Task to complete:
Where a line in the entries below contains the word "закладок", count it. Return the total alone.

Data for the task:
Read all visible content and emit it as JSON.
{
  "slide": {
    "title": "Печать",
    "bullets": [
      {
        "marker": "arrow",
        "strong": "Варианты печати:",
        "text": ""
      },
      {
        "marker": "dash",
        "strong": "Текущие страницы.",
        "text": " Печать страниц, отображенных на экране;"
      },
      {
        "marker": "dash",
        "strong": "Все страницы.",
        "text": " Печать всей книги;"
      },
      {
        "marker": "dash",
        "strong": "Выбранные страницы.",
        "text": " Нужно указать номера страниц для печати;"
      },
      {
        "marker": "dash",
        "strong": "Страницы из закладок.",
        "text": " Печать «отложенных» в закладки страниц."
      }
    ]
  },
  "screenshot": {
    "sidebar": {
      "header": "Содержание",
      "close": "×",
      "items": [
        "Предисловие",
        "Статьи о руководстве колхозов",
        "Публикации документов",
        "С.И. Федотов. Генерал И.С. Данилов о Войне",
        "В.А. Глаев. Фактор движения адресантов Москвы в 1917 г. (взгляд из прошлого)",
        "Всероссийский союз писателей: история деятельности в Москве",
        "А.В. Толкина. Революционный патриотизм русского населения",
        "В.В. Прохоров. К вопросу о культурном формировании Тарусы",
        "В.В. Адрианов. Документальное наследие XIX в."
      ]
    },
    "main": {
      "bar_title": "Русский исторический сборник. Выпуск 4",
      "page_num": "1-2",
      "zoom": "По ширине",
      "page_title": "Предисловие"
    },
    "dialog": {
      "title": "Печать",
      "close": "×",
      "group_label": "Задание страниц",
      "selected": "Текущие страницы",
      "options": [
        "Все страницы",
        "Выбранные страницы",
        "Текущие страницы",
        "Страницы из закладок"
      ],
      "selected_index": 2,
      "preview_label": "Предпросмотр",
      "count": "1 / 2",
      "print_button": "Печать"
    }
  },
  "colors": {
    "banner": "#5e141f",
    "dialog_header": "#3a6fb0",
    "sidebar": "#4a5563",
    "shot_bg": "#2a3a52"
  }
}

Written solution:
2